Full disclosure: I am an unabashed Conan O'Brien fan. It's difficult to overstate how large he and his old Late Night show loomed during my adolescence. At the zenith of my fandom, I rarely missed an episode. I attending tapings in New York, including the 5th Anniversary show. He had a country house near where I grew up in Connecticut. He was sometimes seen on weekends. My friends were under strict orders to call me IMMEDIATELY if they spotted him and tell me EVERYTHING. Once, my father, in a misguided attempt do something nice for me, wrote Conan a letter inviting him to our house for dinner. (Conan declined, but, class act that he is, replied to my dad saying he'd be happy to chat with me on the phone sometime. I, being absolutely mortified about the entire situation, never took him up on that offer.) Point is: Conan and I have a history—even though he is completely unaware of it—so it wasn't really a question of whether or not I was going to like his Legally Prohibited From Being Funny On Television Tour, it was merely a question of how much I was going to like it. And I liked it a lot, with one caveat: the audience was . . . weird.
The tour is part comedy show/part rock show/part witty therapy session, and it works surprisingly well, mostly due to the fact that Conan is a pretty convincing rock star. Yes, I'm serious. He's an able guitarist and singer and the beard goes a long way toward making him look like a suitably rugged and weary road dog, who has, you know, "seen a thing or two." He's not, of course. He's a nice Irish Catholic boy from Brookline, Massachusetts and he mined the discrepancy between his real and assumed identities in a version of Elvis Presley's "Pork Salad." For Elvis, the song described growing up dirt-poor in the rural South. For Conan, it described growing up upper-middle class in a Boston streetcar suburb with a lawyer mom and microbiologist dad.
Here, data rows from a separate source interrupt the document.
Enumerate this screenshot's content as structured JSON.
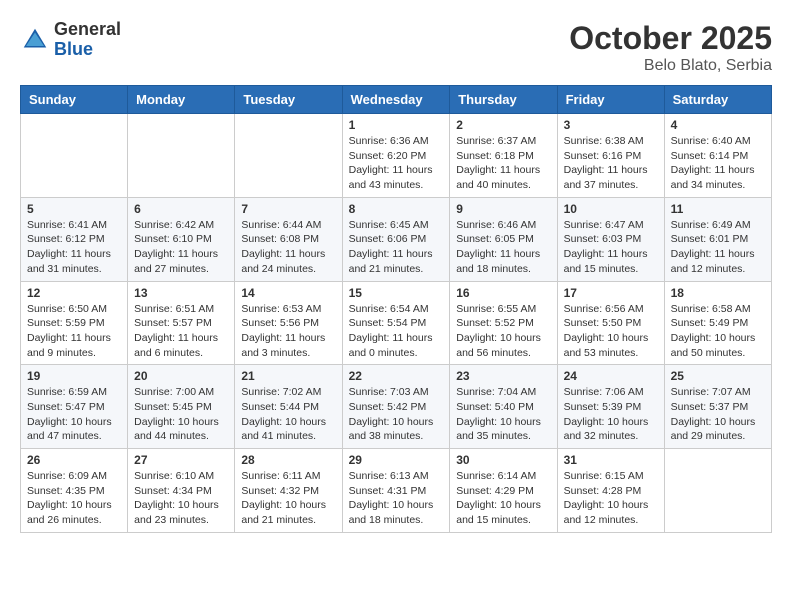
{
  "header": {
    "logo_general": "General",
    "logo_blue": "Blue",
    "month_title": "October 2025",
    "location": "Belo Blato, Serbia"
  },
  "weekdays": [
    "Sunday",
    "Monday",
    "Tuesday",
    "Wednesday",
    "Thursday",
    "Friday",
    "Saturday"
  ],
  "weeks": [
    [
      {
        "day": "",
        "info": ""
      },
      {
        "day": "",
        "info": ""
      },
      {
        "day": "",
        "info": ""
      },
      {
        "day": "1",
        "info": "Sunrise: 6:36 AM\nSunset: 6:20 PM\nDaylight: 11 hours\nand 43 minutes."
      },
      {
        "day": "2",
        "info": "Sunrise: 6:37 AM\nSunset: 6:18 PM\nDaylight: 11 hours\nand 40 minutes."
      },
      {
        "day": "3",
        "info": "Sunrise: 6:38 AM\nSunset: 6:16 PM\nDaylight: 11 hours\nand 37 minutes."
      },
      {
        "day": "4",
        "info": "Sunrise: 6:40 AM\nSunset: 6:14 PM\nDaylight: 11 hours\nand 34 minutes."
      }
    ],
    [
      {
        "day": "5",
        "info": "Sunrise: 6:41 AM\nSunset: 6:12 PM\nDaylight: 11 hours\nand 31 minutes."
      },
      {
        "day": "6",
        "info": "Sunrise: 6:42 AM\nSunset: 6:10 PM\nDaylight: 11 hours\nand 27 minutes."
      },
      {
        "day": "7",
        "info": "Sunrise: 6:44 AM\nSunset: 6:08 PM\nDaylight: 11 hours\nand 24 minutes."
      },
      {
        "day": "8",
        "info": "Sunrise: 6:45 AM\nSunset: 6:06 PM\nDaylight: 11 hours\nand 21 minutes."
      },
      {
        "day": "9",
        "info": "Sunrise: 6:46 AM\nSunset: 6:05 PM\nDaylight: 11 hours\nand 18 minutes."
      },
      {
        "day": "10",
        "info": "Sunrise: 6:47 AM\nSunset: 6:03 PM\nDaylight: 11 hours\nand 15 minutes."
      },
      {
        "day": "11",
        "info": "Sunrise: 6:49 AM\nSunset: 6:01 PM\nDaylight: 11 hours\nand 12 minutes."
      }
    ],
    [
      {
        "day": "12",
        "info": "Sunrise: 6:50 AM\nSunset: 5:59 PM\nDaylight: 11 hours\nand 9 minutes."
      },
      {
        "day": "13",
        "info": "Sunrise: 6:51 AM\nSunset: 5:57 PM\nDaylight: 11 hours\nand 6 minutes."
      },
      {
        "day": "14",
        "info": "Sunrise: 6:53 AM\nSunset: 5:56 PM\nDaylight: 11 hours\nand 3 minutes."
      },
      {
        "day": "15",
        "info": "Sunrise: 6:54 AM\nSunset: 5:54 PM\nDaylight: 11 hours\nand 0 minutes."
      },
      {
        "day": "16",
        "info": "Sunrise: 6:55 AM\nSunset: 5:52 PM\nDaylight: 10 hours\nand 56 minutes."
      },
      {
        "day": "17",
        "info": "Sunrise: 6:56 AM\nSunset: 5:50 PM\nDaylight: 10 hours\nand 53 minutes."
      },
      {
        "day": "18",
        "info": "Sunrise: 6:58 AM\nSunset: 5:49 PM\nDaylight: 10 hours\nand 50 minutes."
      }
    ],
    [
      {
        "day": "19",
        "info": "Sunrise: 6:59 AM\nSunset: 5:47 PM\nDaylight: 10 hours\nand 47 minutes."
      },
      {
        "day": "20",
        "info": "Sunrise: 7:00 AM\nSunset: 5:45 PM\nDaylight: 10 hours\nand 44 minutes."
      },
      {
        "day": "21",
        "info": "Sunrise: 7:02 AM\nSunset: 5:44 PM\nDaylight: 10 hours\nand 41 minutes."
      },
      {
        "day": "22",
        "info": "Sunrise: 7:03 AM\nSunset: 5:42 PM\nDaylight: 10 hours\nand 38 minutes."
      },
      {
        "day": "23",
        "info": "Sunrise: 7:04 AM\nSunset: 5:40 PM\nDaylight: 10 hours\nand 35 minutes."
      },
      {
        "day": "24",
        "info": "Sunrise: 7:06 AM\nSunset: 5:39 PM\nDaylight: 10 hours\nand 32 minutes."
      },
      {
        "day": "25",
        "info": "Sunrise: 7:07 AM\nSunset: 5:37 PM\nDaylight: 10 hours\nand 29 minutes."
      }
    ],
    [
      {
        "day": "26",
        "info": "Sunrise: 6:09 AM\nSunset: 4:35 PM\nDaylight: 10 hours\nand 26 minutes."
      },
      {
        "day": "27",
        "info": "Sunrise: 6:10 AM\nSunset: 4:34 PM\nDaylight: 10 hours\nand 23 minutes."
      },
      {
        "day": "28",
        "info": "Sunrise: 6:11 AM\nSunset: 4:32 PM\nDaylight: 10 hours\nand 21 minutes."
      },
      {
        "day": "29",
        "info": "Sunrise: 6:13 AM\nSunset: 4:31 PM\nDaylight: 10 hours\nand 18 minutes."
      },
      {
        "day": "30",
        "info": "Sunrise: 6:14 AM\nSunset: 4:29 PM\nDaylight: 10 hours\nand 15 minutes."
      },
      {
        "day": "31",
        "info": "Sunrise: 6:15 AM\nSunset: 4:28 PM\nDaylight: 10 hours\nand 12 minutes."
      },
      {
        "day": "",
        "info": ""
      }
    ]
  ]
}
Conan and his band (essentially the Max Weinberg 7 minus Max Weinberg but plus two backup singers), also breezed through chestnuts by Willie Nelson ("On the Road Again") and Gloria Gaynor/Cake ("I Will Survive"). Both these songs were reworked for comedic effect. For example, "On the Road Again" became "My Own Show Again." "I Will Survive" became about his breakup with NBC. My favorite moment was the end though, when Conan and the band encored with The Band's "The Weight," something he's been doing sporadically throughout the tour as a thank you to fans for their support during this year of professional upheaval. There were no clever lyric changes, no visual gags. It was just Conan, playing it straight, and doing a damn fine job of it.
Music comprised about half the show, the rest was filled with familiar faces (Andy! The Masturbating Bear!) and new gimmicks (The giant inflatable bat from Meatloaf's Bat out of Hell Tour was a stage prop. I can't really explain. You kinda had to be there). There was also a stand-up set by former Tonight Show writer Deon Cole and a taped segment with Triumph the Insult Comic Dog where the foul-mouthed puppet made fun of D.C. (Like shooting fish in a barrel, really.)
And this was my only complaint about the show. The D.C. crowd was weird. They seemed simultaneously listless and restless. People kept yelling things out, surely hoping to catch Conan's ear and eye and dazzle him with their witty rejoinder. Although one guy who yelled "F— Jay Leno" earned some hearty applause and laughter from the crowd and band, the yells were mostly distracting and obnoxious. And, apparently, Conan and crew noticed. Poor form, D.C.
Next time, Conan should come to Baltimore.